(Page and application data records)
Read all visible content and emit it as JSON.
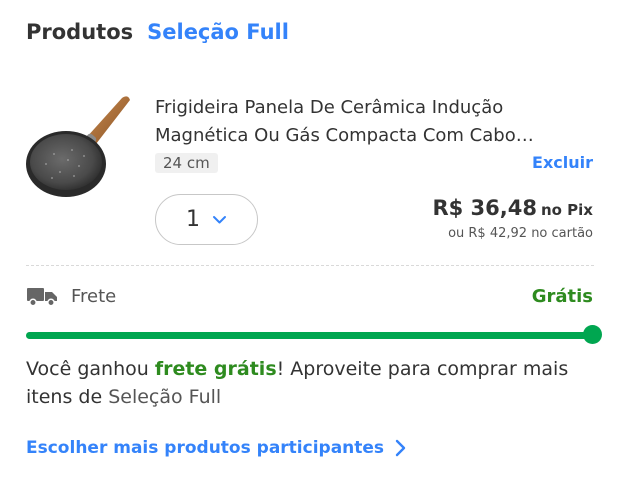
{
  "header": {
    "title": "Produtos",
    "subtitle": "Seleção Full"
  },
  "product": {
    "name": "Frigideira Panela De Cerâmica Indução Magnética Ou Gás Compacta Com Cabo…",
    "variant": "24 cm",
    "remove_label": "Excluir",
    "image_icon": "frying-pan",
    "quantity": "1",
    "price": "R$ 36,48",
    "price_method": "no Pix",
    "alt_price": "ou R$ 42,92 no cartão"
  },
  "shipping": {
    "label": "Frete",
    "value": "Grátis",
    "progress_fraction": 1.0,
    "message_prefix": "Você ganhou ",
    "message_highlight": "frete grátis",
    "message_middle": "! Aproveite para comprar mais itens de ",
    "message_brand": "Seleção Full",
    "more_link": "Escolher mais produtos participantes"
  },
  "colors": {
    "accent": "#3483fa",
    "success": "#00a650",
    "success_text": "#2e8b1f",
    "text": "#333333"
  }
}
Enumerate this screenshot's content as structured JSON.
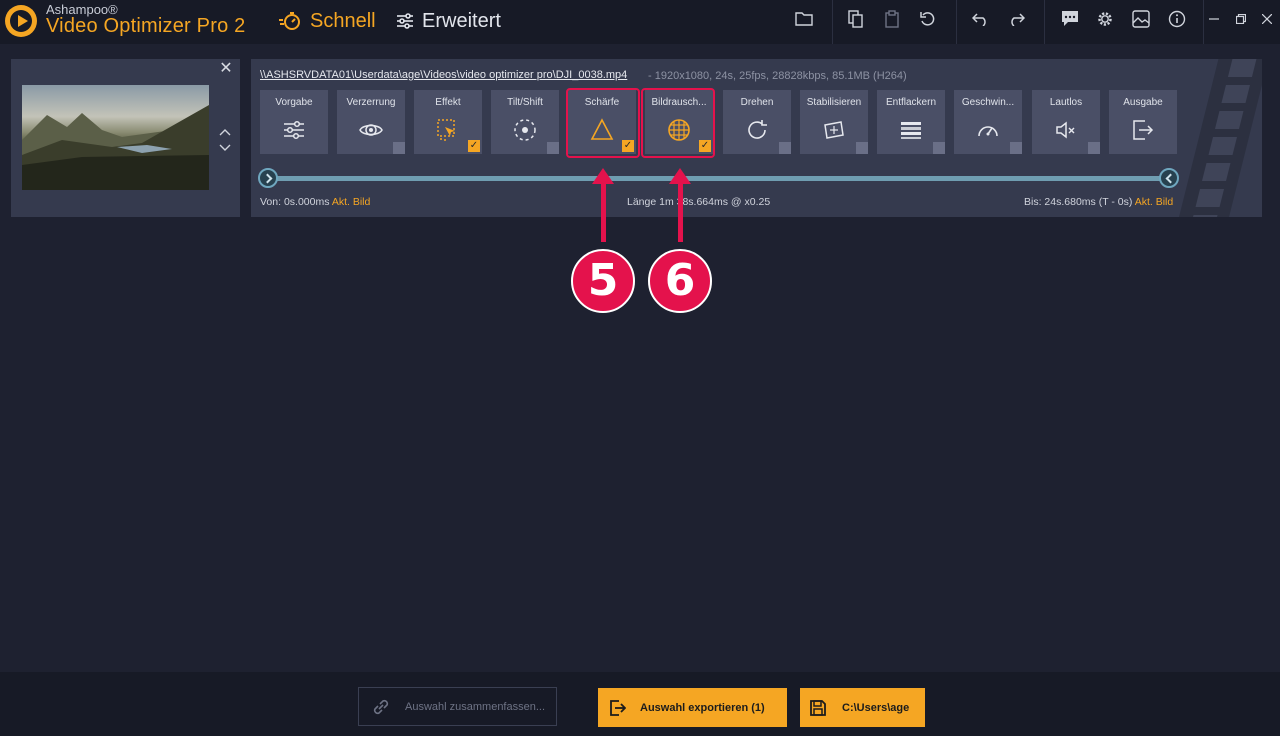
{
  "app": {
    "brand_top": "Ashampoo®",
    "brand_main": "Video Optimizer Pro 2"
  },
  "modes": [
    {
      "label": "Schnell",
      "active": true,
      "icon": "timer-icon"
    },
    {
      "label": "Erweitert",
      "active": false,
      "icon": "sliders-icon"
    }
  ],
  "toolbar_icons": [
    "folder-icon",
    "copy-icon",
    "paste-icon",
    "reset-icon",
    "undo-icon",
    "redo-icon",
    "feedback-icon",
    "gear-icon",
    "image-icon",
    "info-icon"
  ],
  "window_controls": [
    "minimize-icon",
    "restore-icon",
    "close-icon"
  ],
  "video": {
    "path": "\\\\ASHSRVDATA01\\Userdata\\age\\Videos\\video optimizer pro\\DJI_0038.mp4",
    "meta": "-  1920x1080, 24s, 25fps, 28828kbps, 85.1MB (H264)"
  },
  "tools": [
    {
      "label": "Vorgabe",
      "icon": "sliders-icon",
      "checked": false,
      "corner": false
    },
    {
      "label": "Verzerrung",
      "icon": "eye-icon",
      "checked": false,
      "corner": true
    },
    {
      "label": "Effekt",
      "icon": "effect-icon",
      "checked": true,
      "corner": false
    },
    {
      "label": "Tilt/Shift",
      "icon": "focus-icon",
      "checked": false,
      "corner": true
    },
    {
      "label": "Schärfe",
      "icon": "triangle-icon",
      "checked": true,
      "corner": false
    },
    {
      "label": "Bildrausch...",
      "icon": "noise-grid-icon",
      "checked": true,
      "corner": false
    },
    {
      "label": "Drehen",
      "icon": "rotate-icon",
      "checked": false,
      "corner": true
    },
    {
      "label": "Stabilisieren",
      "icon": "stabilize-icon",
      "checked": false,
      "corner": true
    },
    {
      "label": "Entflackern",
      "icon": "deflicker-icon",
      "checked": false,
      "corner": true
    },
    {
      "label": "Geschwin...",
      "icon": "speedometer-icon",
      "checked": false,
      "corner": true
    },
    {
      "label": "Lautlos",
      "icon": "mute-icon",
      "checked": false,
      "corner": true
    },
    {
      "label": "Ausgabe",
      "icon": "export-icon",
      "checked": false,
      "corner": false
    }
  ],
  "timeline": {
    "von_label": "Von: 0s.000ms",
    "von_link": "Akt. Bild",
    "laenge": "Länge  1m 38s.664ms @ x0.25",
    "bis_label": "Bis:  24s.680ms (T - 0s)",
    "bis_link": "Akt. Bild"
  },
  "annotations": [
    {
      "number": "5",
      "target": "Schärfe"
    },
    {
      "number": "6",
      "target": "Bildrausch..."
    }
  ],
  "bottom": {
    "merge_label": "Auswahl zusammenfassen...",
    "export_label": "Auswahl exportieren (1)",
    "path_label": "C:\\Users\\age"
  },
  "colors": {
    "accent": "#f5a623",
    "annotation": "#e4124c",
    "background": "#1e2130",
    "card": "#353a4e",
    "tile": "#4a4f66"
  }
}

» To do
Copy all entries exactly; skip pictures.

» Response to this exercise
Read all visible content and emit it as JSON.
{
  "header": {
    "title": "Produtos",
    "subtitle": "Seleção Full"
  },
  "product": {
    "name": "Frigideira Panela De Cerâmica Indução Magnética Ou Gás Compacta Com Cabo…",
    "variant": "24 cm",
    "remove_label": "Excluir",
    "image_icon": "frying-pan",
    "quantity": "1",
    "price": "R$ 36,48",
    "price_method": "no Pix",
    "alt_price": "ou R$ 42,92 no cartão"
  },
  "shipping": {
    "label": "Frete",
    "value": "Grátis",
    "progress_fraction": 1.0,
    "message_prefix": "Você ganhou ",
    "message_highlight": "frete grátis",
    "message_middle": "! Aproveite para comprar mais itens de ",
    "message_brand": "Seleção Full",
    "more_link": "Escolher mais produtos participantes"
  },
  "colors": {
    "accent": "#3483fa",
    "success": "#00a650",
    "success_text": "#2e8b1f",
    "text": "#333333"
  }
}
Enumerate this screenshot's content as structured JSON.
{
  "app": {
    "brand_top": "Ashampoo®",
    "brand_main": "Video Optimizer Pro 2"
  },
  "modes": [
    {
      "label": "Schnell",
      "active": true,
      "icon": "timer-icon"
    },
    {
      "label": "Erweitert",
      "active": false,
      "icon": "sliders-icon"
    }
  ],
  "toolbar_icons": [
    "folder-icon",
    "copy-icon",
    "paste-icon",
    "reset-icon",
    "undo-icon",
    "redo-icon",
    "feedback-icon",
    "gear-icon",
    "image-icon",
    "info-icon"
  ],
  "window_controls": [
    "minimize-icon",
    "restore-icon",
    "close-icon"
  ],
  "video": {
    "path": "\\\\ASHSRVDATA01\\Userdata\\age\\Videos\\video optimizer pro\\DJI_0038.mp4",
    "meta": "-  1920x1080, 24s, 25fps, 28828kbps, 85.1MB (H264)"
  },
  "tools": [
    {
      "label": "Vorgabe",
      "icon": "sliders-icon",
      "checked": false,
      "corner": false
    },
    {
      "label": "Verzerrung",
      "icon": "eye-icon",
      "checked": false,
      "corner": true
    },
    {
      "label": "Effekt",
      "icon": "effect-icon",
      "checked": true,
      "corner": false
    },
    {
      "label": "Tilt/Shift",
      "icon": "focus-icon",
      "checked": false,
      "corner": true
    },
    {
      "label": "Schärfe",
      "icon": "triangle-icon",
      "checked": true,
      "corner": false
    },
    {
      "label": "Bildrausch...",
      "icon": "noise-grid-icon",
      "checked": true,
      "corner": false
    },
    {
      "label": "Drehen",
      "icon": "rotate-icon",
      "checked": false,
      "corner": true
    },
    {
      "label": "Stabilisieren",
      "icon": "stabilize-icon",
      "checked": false,
      "corner": true
    },
    {
      "label": "Entflackern",
      "icon": "deflicker-icon",
      "checked": false,
      "corner": true
    },
    {
      "label": "Geschwin...",
      "icon": "speedometer-icon",
      "checked": false,
      "corner": true
    },
    {
      "label": "Lautlos",
      "icon": "mute-icon",
      "checked": false,
      "corner": true
    },
    {
      "label": "Ausgabe",
      "icon": "export-icon",
      "checked": false,
      "corner": false
    }
  ],
  "timeline": {
    "von_label": "Von: 0s.000ms",
    "von_link": "Akt. Bild",
    "laenge": "Länge  1m 38s.664ms @ x0.25",
    "bis_label": "Bis:  24s.680ms (T - 0s)",
    "bis_link": "Akt. Bild"
  },
  "annotations": [
    {
      "number": "5",
      "target": "Schärfe"
    },
    {
      "number": "6",
      "target": "Bildrausch..."
    }
  ],
  "bottom": {
    "merge_label": "Auswahl zusammenfassen...",
    "export_label": "Auswahl exportieren (1)",
    "path_label": "C:\\Users\\age"
  },
  "colors": {
    "accent": "#f5a623",
    "annotation": "#e4124c",
    "background": "#1e2130",
    "card": "#353a4e",
    "tile": "#4a4f66"
  }
}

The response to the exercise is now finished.